Local nonprofits could receive thousands of dollars in federal funding to help people whose income has been threatened by the coronavirus pandemic.
Janesville’s community development block grant program received $286,421 from the federal Coronavirus Aid, Relief and Economic Security Act to help people “prevent, prepare for and respond to the coronavirus,” according to a city memo.
The Community Development Authority on Wednesday unanimously passed an amendment to its substantial plan to allow for action to be taken once more information about how the money may be spent is available.
The federal Department of Housing and Urban Development has not yet issued guidance to municipalities for how funds could or should be used, but the department has said funds should be spent “expeditiously,” Housing Director Kelly Bedessem said.
City staff chose to start with amending the plan so funds could be distributed as soon as possible after guidance is given, Bedessem said.
The city council will have to approve the plan amendment. Proposals for fund distributions would have to be approved by the Community Development Authority individually, Bedessem said.
Bedessem reached out to local nonprofits that receive community development block grants to ask how much money they would request and how it would be spent.
The following requests were made:
- Community Action of Rock and Walworth Counties requested $10,000 to help 10 Janesville residents through its Fatherhood Initiative.
- ECHO requested $60,000 to help at least 45 households with emergency rent assistance for up to two months.
- HealthNet requested $55,000 to help at least 55 people who have experienced economic loss receive medical, mental health, vision or dental care.
- Project 16:49 did not submit a request.
Funds could also help cover administrative costs, Bedessem said.
City officials hope to use some of the money to buy a new car for housing staff use and new project and loan management software, according to a memo.

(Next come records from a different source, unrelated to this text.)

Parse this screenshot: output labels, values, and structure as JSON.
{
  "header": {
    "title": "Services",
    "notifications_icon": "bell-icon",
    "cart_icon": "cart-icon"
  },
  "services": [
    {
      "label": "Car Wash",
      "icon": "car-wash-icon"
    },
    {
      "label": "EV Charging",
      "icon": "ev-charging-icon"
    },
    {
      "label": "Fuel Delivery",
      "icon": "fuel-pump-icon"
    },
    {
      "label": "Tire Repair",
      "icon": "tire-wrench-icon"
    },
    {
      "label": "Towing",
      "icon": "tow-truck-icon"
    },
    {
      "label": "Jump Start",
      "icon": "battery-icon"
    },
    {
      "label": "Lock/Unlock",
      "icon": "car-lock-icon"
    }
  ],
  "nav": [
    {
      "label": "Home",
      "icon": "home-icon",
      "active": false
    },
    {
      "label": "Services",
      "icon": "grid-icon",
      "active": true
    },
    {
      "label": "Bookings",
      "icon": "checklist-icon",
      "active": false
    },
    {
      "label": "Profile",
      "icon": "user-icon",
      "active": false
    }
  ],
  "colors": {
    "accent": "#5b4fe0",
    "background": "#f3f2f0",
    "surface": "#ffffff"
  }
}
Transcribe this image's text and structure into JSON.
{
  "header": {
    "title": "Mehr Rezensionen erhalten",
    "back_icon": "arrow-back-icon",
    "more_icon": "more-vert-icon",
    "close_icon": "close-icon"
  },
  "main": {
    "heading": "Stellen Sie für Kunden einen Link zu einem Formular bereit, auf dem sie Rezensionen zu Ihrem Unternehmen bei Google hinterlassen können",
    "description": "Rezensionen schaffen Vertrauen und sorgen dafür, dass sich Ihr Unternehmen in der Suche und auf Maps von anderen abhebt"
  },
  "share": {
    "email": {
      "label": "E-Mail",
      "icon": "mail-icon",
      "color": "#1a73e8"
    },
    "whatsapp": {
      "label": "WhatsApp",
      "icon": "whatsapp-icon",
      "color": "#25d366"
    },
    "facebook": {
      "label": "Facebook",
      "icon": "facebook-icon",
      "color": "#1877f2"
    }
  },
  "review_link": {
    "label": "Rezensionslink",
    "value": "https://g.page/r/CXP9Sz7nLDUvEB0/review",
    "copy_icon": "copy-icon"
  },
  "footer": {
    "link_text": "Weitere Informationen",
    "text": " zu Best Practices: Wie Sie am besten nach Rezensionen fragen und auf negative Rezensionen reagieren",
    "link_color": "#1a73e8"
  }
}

Staff currently use a 1999 Chevrolet S10 and the software the city currently uses is inadequate, Bedessem said.